= Data for this task =
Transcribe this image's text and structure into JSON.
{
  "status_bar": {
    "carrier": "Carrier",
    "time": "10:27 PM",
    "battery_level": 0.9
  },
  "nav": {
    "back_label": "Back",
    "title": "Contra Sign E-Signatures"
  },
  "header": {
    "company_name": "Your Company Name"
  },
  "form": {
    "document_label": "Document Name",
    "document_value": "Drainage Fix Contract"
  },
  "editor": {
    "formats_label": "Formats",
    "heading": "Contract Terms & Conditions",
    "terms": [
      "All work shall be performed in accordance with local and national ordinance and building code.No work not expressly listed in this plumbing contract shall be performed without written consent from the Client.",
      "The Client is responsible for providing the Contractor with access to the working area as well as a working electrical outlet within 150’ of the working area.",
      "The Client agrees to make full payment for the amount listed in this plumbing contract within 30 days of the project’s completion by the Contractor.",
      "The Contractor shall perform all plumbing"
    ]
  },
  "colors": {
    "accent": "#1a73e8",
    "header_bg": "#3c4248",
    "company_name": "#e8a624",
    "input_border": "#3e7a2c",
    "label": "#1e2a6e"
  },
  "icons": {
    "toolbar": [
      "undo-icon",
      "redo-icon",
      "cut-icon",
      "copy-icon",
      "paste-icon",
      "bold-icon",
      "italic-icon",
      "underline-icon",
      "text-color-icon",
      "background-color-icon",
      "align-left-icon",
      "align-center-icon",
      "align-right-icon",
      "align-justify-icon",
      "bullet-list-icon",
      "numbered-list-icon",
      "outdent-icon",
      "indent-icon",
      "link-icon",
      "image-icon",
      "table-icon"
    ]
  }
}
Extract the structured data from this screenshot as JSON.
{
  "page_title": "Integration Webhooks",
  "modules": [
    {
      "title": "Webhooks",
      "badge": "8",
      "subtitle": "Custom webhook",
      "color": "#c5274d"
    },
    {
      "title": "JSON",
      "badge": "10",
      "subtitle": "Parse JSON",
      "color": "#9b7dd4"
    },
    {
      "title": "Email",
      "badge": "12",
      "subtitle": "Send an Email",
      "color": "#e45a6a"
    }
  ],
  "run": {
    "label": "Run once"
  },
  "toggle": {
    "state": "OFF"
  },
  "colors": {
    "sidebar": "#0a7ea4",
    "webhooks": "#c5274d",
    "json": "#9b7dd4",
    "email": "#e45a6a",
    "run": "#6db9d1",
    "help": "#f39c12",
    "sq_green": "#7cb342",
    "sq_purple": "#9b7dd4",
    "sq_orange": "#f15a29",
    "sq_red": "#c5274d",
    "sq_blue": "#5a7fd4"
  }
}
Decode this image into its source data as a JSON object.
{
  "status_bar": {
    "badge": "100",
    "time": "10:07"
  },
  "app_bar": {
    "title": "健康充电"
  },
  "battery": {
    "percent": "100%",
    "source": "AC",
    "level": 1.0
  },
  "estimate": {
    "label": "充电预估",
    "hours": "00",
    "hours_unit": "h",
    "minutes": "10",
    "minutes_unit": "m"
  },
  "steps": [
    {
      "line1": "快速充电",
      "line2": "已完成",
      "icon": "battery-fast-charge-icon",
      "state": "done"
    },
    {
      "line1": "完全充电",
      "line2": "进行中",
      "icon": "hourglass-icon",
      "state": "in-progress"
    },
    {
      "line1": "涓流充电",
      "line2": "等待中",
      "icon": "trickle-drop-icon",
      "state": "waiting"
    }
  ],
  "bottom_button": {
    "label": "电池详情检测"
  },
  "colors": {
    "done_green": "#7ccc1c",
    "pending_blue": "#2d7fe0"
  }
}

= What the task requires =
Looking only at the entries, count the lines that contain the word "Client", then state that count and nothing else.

= Completed task =
3